Public safety is the highest priority of the Park Board 
and the public is being urged to adhere to the directives of staying 2 metres apart.
Camil Dumont, Chair of the Vancouver Park Board

April 4 2020 
 The Vancouver Park Board is introducing a new public awareness campaign about the importance of physical distancing in Vancouver’s busiest beach, seawall, and park locations.

Program starts Saturday, April 4

The Park Board Champions program begins Saturday, April 4 with approximately 25 recreation staff dressed in highly visible bright green vests safely engaging with members of the public.
Their aim is to make residents aware of the physical distancing directives and to provide education about public etiquette and the courteous use of shared outdoor spaces.

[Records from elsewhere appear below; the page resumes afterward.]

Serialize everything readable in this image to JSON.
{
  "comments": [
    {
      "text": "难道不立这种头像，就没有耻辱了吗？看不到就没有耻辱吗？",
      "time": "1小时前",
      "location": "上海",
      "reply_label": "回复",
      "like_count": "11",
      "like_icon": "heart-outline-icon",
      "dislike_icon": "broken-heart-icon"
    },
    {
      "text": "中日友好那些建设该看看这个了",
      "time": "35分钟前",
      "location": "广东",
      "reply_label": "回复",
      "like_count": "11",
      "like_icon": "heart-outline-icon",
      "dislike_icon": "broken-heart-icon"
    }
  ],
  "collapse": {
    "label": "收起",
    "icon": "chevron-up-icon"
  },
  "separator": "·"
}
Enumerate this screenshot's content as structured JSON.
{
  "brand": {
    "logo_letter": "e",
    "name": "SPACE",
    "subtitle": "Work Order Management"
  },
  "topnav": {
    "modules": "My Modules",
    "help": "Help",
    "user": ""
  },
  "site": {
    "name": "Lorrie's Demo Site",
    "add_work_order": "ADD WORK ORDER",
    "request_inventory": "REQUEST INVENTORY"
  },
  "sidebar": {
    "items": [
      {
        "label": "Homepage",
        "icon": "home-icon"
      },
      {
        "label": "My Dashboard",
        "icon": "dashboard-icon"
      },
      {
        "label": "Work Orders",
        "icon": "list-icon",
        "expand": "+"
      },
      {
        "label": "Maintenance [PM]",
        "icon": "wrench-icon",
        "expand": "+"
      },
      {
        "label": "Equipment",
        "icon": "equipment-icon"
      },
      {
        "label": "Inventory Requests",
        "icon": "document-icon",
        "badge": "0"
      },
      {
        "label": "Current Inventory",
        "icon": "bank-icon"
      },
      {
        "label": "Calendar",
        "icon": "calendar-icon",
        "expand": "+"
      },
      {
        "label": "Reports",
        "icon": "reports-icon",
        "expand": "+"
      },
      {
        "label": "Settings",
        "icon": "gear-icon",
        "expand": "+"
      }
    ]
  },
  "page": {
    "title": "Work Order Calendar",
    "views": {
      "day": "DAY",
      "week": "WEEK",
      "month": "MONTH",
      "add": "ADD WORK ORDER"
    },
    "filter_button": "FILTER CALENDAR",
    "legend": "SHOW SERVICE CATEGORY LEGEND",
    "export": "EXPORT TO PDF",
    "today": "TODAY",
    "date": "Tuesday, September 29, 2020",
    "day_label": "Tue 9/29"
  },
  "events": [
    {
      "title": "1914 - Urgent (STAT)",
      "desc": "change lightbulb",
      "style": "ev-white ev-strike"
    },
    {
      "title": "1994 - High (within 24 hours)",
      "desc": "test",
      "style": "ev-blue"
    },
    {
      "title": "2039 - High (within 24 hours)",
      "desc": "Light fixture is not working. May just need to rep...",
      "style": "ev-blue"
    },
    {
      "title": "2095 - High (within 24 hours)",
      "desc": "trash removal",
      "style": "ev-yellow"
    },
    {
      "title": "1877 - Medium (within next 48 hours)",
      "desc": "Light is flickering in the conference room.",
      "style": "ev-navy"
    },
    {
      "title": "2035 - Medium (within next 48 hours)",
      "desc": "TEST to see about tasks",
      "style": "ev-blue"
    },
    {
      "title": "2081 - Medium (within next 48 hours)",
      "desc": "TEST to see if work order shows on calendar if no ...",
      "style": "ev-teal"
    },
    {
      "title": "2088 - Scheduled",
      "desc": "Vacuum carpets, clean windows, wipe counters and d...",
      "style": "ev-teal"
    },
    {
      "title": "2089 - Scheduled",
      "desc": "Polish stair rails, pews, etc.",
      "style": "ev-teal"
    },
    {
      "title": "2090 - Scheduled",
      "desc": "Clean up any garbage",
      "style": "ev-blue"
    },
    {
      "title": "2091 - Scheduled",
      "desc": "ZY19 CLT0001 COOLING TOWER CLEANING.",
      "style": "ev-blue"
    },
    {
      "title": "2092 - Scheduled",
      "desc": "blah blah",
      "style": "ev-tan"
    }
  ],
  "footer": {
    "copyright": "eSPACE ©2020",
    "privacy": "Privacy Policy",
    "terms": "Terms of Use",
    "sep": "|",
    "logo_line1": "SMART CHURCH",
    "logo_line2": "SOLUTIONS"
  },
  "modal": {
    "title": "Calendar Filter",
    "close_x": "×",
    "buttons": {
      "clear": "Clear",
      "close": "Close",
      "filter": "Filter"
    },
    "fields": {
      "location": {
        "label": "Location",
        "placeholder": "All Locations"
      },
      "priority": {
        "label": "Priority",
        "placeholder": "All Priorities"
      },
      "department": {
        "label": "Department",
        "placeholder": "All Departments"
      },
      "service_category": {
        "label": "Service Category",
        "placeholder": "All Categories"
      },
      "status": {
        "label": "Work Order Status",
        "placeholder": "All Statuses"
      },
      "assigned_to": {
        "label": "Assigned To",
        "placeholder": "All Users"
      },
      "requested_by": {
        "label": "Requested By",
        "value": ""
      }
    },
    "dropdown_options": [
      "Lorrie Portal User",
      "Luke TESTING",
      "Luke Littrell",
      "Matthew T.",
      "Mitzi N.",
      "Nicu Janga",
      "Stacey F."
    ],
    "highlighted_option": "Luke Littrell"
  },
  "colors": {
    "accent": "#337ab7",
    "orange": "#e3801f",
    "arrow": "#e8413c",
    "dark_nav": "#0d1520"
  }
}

1,400+ warnings given to park and beach users

The Champions’ work complements the vital, ongoing role Park Rangers play in physical distancing enforcement during the COVID-19 (Coronavirus) pandemic.
To date, Park Rangers have issued more than 1,400 warnings to park and beach users not following the Provincial Health Officer’s directive to keep at least 2 metres (6 feet) away from others who are not from the same household.
In addition to the work being done by the Rangers, the Champions can be deployed in larger numbers to the busiest locations in the city to spread awareness of safe behaviour.

Protect yourself and others

Vancouver is among cities with the densest neighbourhood populations in Canada, and residents rely on park spaces for fresh air, much like a backyard. But it is paramount that everyone shares the spaces and uses them safely.
  • Always maintain a safe physical distance of a least 2 metres (6 feet). 
  • Use parks and beaches for a short break to exercise, not to socialize.
  • Visit during less busy times (mornings, late evenings, or when it’s cloudy or damp outside).
  • Access neighbourhood or community parks and do not drive to destination parks or beaches.
  • Keep dogs on leash when walking, unless using an official, open off-leash park.
  • Don't touch shared surfaces and be vigilant about hand-washing.
  • Stay home if you’re sick, especially if feeling cold or flu-like symptoms.
For more information about the Park Board’s response to the pandemic, visit vancouver.ca/covid19

Vancouver Park Board Chair Camil Dumont

“Vancouver’s beaches and parks remain open, though their parking lots have been closed to prevent large groups of people from gathering,” said Camil Dumont, Chair of the Vancouver Park Board.
“We recognize the important role outdoor spaces play in people’s overall health and wellness, particularly mental health. However, public safety is the highest priority of the Park Board and the public is being urged to adhere to the directives of staying 2 metres apart.”